TASK DIRECTIONS: Copy each line of the data below with the word "title".

··· DATA SHOWN

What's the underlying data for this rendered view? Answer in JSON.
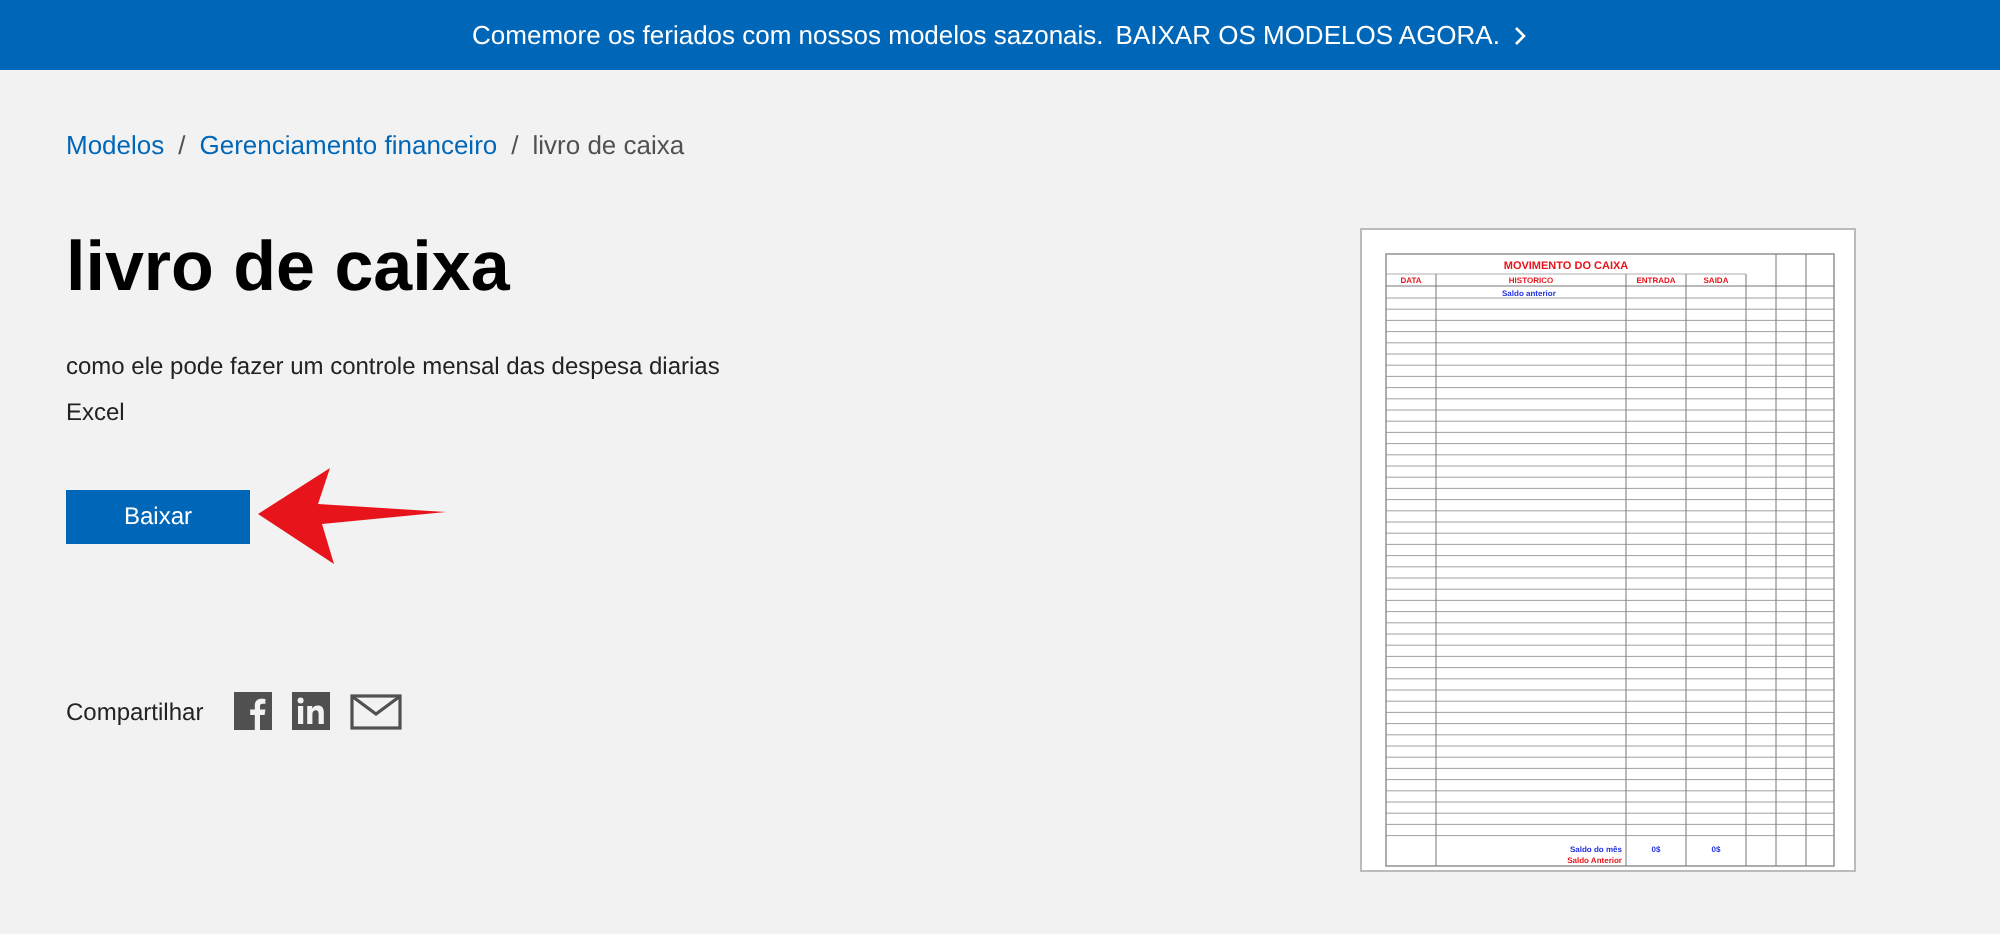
{
  "banner": {
    "text": "Comemore os feriados com nossos modelos sazonais.",
    "link": "BAIXAR OS MODELOS AGORA."
  },
  "breadcrumb": {
    "separator": "/",
    "items": [
      {
        "label": "Modelos",
        "current": false
      },
      {
        "label": "Gerenciamento financeiro",
        "current": false
      },
      {
        "label": "livro de caixa",
        "current": true
      }
    ]
  },
  "title": "livro de caixa",
  "description": "como ele pode fazer um controle mensal das despesa diarias",
  "file_type": "Excel",
  "download_button": "Baixar",
  "share": {
    "label": "Compartilhar",
    "buttons": [
      {
        "kind": "facebook"
      },
      {
        "kind": "linkedin"
      },
      {
        "kind": "email"
      }
    ]
  },
  "preview": {
    "title": "MOVIMENTO DO CAIXA",
    "columns": [
      "DATA",
      "HISTORICO",
      "ENTRADA",
      "SAIDA"
    ],
    "first_entry": "Saldo anterior",
    "totals": {
      "label": "Saldo do mês",
      "entrada": "0$",
      "saida": "0$"
    },
    "closing_label": "Saldo Anterior"
  }
}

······

RESULT:
  "title": "livro de caixa",
    "title": "MOVIMENTO DO CAIXA",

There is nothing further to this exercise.